Last month we learned about the PS3 network being hacked and sensitive information stolen. The finger was quick to point at the massive organization known as Anonymous because of a legal battle against someone who found the inner workings of the PS3 system. Anonymous is synonymous in the hacker world as the leader of action against an obvious situation that is going the wrong way.

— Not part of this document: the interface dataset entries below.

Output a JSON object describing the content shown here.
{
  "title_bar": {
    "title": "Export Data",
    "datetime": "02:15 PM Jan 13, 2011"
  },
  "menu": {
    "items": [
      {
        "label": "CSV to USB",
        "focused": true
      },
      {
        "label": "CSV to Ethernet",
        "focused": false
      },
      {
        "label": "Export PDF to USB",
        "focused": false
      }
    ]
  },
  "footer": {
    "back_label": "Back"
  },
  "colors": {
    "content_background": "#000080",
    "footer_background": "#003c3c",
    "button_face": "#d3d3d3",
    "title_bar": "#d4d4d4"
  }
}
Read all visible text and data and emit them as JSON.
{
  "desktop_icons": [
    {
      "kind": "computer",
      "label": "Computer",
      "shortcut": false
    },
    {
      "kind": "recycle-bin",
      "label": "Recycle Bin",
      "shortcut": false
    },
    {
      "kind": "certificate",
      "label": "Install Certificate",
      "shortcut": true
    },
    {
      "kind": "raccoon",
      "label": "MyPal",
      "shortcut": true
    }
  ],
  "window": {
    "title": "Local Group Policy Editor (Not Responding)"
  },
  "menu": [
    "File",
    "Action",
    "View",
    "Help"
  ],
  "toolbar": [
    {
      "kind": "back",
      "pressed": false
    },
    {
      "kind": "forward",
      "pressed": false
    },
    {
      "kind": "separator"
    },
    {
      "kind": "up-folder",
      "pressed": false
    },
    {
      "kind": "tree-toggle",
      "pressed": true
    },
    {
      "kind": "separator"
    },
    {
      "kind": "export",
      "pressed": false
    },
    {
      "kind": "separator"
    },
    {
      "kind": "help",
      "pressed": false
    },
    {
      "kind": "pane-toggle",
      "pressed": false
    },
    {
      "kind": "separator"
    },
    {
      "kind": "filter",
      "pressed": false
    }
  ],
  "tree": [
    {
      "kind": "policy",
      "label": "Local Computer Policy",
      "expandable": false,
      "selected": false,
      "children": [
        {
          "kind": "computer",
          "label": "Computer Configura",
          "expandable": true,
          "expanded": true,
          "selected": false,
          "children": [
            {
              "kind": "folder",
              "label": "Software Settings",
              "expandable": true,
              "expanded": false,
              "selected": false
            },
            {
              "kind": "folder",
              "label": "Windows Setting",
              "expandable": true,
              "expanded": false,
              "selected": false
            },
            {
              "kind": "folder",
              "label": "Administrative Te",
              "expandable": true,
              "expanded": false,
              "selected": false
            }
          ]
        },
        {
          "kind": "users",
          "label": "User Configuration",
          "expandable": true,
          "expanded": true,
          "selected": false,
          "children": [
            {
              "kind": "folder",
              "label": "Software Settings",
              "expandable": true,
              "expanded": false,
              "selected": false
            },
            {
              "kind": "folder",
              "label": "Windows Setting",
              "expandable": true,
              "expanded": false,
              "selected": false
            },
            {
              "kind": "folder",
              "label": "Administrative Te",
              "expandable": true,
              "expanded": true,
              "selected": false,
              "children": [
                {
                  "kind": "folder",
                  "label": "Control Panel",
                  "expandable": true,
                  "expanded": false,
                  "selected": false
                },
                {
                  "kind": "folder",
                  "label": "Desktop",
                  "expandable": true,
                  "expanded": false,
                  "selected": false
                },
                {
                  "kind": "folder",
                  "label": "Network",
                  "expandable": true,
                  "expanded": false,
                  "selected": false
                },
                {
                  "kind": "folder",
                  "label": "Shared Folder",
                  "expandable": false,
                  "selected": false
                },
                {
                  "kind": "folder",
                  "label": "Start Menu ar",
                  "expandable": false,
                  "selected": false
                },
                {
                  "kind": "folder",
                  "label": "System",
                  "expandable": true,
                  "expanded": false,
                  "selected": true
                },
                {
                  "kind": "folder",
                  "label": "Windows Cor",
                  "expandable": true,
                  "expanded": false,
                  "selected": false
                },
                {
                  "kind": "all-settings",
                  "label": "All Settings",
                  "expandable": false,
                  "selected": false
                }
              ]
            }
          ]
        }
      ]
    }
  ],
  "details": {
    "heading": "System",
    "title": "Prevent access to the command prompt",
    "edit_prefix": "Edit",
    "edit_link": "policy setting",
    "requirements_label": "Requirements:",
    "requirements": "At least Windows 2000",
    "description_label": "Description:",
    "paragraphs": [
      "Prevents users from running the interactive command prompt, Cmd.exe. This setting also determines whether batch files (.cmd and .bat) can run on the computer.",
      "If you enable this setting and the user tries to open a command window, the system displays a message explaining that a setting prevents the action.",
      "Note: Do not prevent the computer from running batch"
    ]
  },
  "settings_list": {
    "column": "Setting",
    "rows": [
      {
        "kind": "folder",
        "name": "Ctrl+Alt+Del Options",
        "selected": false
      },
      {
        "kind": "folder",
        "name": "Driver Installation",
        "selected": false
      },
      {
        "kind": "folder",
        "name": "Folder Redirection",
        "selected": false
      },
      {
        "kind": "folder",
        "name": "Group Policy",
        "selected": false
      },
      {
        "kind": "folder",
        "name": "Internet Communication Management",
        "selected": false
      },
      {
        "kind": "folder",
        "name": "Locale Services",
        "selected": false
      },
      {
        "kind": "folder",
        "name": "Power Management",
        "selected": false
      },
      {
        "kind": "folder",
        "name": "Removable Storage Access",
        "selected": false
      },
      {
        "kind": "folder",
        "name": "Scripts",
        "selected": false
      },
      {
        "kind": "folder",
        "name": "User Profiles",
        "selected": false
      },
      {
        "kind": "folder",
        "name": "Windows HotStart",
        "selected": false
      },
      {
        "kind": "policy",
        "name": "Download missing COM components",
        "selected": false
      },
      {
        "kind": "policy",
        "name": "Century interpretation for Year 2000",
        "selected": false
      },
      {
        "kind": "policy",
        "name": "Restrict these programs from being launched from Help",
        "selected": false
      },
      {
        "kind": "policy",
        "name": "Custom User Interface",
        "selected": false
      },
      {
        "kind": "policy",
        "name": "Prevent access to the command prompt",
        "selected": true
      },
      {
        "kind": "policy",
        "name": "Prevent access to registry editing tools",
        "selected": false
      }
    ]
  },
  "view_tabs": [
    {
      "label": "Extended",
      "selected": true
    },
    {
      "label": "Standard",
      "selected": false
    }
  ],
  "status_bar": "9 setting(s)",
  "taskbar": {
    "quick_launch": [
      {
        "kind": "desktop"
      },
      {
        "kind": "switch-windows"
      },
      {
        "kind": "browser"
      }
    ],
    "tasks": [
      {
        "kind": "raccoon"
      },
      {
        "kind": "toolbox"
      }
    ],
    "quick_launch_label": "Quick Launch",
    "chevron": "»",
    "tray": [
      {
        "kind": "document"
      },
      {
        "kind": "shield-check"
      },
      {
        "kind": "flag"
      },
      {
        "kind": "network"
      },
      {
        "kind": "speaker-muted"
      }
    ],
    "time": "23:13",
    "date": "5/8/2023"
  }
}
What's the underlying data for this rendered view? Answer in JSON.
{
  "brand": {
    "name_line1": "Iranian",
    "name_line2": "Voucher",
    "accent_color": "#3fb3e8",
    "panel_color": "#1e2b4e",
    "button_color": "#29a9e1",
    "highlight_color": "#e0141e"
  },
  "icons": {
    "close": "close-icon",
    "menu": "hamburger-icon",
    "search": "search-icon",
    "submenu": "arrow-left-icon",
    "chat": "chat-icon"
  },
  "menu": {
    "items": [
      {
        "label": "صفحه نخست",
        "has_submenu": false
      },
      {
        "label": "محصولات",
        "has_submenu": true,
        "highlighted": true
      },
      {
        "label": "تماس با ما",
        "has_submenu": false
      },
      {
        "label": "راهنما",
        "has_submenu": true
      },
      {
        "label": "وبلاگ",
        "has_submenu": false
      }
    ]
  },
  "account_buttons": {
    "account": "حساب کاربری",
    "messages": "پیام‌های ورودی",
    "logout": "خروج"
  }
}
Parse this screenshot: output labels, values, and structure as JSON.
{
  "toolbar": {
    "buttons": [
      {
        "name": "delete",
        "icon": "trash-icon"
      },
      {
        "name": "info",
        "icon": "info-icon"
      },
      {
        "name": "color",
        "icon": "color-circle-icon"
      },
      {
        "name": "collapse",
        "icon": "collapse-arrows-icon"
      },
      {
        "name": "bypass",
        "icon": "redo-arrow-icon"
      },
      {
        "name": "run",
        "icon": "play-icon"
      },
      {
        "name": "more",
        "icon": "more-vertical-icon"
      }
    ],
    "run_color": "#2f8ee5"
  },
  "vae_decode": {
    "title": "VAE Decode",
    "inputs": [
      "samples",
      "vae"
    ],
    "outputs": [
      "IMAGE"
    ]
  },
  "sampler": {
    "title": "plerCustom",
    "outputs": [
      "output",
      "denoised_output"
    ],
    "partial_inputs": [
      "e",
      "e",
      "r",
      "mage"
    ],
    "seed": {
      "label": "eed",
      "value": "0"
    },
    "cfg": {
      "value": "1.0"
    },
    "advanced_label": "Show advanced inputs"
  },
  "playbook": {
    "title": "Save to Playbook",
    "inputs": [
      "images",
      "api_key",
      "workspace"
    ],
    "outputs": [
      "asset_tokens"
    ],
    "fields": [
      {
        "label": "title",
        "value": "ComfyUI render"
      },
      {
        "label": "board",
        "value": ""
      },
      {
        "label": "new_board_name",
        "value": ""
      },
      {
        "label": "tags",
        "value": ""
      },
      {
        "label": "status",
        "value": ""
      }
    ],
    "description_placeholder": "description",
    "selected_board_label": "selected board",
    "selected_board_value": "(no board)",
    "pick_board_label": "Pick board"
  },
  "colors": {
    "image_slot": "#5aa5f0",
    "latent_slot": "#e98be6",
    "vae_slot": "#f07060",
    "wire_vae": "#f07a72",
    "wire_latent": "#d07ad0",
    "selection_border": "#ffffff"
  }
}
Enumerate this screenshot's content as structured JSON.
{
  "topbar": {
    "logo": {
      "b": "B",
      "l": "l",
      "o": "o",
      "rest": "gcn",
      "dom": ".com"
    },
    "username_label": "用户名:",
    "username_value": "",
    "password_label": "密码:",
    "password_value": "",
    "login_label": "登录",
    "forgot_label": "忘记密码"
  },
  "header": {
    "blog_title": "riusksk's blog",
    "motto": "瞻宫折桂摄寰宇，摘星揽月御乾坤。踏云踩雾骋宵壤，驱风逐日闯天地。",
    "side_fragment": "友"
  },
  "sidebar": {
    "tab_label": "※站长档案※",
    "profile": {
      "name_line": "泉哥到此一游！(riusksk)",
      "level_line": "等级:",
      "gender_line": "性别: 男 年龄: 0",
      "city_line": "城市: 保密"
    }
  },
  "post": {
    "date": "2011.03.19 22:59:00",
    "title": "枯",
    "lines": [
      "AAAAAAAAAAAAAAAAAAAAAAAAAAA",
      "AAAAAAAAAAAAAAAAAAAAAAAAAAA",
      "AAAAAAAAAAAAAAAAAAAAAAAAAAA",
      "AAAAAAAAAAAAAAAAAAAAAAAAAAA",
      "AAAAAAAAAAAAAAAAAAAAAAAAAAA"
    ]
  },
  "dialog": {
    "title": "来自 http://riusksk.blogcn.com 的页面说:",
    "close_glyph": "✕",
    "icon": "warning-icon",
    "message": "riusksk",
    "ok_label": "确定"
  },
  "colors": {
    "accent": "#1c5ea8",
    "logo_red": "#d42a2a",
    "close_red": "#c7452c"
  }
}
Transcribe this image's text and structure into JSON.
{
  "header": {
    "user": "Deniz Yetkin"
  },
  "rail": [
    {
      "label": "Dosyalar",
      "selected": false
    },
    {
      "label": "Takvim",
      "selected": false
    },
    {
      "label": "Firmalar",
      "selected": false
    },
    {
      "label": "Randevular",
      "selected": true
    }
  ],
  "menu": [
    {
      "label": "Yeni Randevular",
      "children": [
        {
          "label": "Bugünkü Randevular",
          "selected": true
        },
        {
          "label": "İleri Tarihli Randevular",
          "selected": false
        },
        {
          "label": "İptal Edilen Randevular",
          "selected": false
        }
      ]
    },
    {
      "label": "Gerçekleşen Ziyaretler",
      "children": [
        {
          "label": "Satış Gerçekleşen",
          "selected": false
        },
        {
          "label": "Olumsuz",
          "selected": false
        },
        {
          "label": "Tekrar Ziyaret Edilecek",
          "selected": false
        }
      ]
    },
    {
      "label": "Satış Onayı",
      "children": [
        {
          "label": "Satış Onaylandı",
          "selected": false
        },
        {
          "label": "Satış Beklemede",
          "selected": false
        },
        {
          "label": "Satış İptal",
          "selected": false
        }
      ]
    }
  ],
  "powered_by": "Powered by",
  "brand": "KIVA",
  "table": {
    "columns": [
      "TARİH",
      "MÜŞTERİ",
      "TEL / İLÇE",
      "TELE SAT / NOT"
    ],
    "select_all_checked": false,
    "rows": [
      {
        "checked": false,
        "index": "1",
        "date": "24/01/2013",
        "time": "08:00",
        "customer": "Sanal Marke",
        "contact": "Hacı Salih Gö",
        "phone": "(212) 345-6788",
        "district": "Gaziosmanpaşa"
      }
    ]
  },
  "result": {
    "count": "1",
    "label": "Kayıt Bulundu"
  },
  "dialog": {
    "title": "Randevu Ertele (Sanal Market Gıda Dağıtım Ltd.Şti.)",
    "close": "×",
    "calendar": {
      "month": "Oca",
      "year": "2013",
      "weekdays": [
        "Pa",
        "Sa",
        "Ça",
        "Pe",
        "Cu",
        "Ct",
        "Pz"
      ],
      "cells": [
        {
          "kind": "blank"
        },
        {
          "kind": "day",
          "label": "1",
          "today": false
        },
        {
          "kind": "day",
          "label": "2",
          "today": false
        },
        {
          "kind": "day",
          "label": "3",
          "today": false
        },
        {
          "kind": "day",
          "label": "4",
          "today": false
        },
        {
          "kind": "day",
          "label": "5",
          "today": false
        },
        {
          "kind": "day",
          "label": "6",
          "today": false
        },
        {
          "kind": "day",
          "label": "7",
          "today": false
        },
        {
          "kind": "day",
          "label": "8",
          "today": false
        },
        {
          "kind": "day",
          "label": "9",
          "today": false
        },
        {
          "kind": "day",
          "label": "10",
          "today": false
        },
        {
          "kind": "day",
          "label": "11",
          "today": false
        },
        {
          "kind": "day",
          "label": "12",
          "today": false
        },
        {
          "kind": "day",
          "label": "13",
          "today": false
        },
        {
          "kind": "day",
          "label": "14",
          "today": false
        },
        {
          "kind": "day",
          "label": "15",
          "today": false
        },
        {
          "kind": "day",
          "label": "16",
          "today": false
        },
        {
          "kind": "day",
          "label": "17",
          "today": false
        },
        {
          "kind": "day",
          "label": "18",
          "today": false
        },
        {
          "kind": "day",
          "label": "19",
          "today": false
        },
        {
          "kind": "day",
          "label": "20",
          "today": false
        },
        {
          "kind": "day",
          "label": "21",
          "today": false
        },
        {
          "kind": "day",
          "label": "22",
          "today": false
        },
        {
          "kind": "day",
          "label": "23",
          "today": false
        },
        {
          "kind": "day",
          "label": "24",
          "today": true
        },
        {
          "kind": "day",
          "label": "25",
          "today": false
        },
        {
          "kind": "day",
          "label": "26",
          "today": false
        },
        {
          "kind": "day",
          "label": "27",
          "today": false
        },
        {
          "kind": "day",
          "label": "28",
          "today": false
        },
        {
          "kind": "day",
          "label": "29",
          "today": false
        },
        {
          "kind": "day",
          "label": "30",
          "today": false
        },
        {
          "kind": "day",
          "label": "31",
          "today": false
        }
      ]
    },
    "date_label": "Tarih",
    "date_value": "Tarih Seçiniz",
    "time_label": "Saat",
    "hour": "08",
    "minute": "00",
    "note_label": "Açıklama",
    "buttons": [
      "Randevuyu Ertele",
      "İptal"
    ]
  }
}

The group Anonymous is a secretive organization that works to get the word out in some unethical ways. Their radical actions are to blame for some of the biggest online upsets, the one in question refers to Operation Sony. This project lead by the Anonymous group was announced with intent to attack Sony in response to the lawsuit against George Hotz, who jailbroke the PS3. This was triggered by Sony’s acquisition of IP addresses that visited George Hortz’s blog. Anonymous claims this to be offensive against free speech and internet freedom. Although Anonymous admitted responsibility to subsequent attacks on the Sony websites, they have released in a statement today that it had nothing to do with the hacking of the Sony gaming console or entertainment network.
At the end of April 2011, hackers criminally breached the PlayStation Network and stole personal information from servers, such as credit card and personal addresses. No group has come forward claiming the attacks and stealing of information, but with Operation Sony under way the tech community has chosen to point the finger at Anonymous because of the attempt to attack the Sony website. The group has kept quite about this whole ordeal since it started last month and has not claimed anything.
In the below letter released from the group, it has denied all allegations that it had breached the Sony servers and stolen information. They make specific points in the letter, their first one being, “Anonymous has never been known to have engaged in credit card theft.” They hold true to this, in recent operations the group has never stolen this personal information. Most may be quick to point that Anonymous has hacked financial institutions, but they have never stolen any information.
Everything is explained in the letter below that was obtained (click below for bigger image):
- Sony PlayStation Network User Information Compromised
- Sony To Resume PlayStation Network Services Later This Week
- Sony Hacked Again â€“ 24.6 Million Accounts Compromised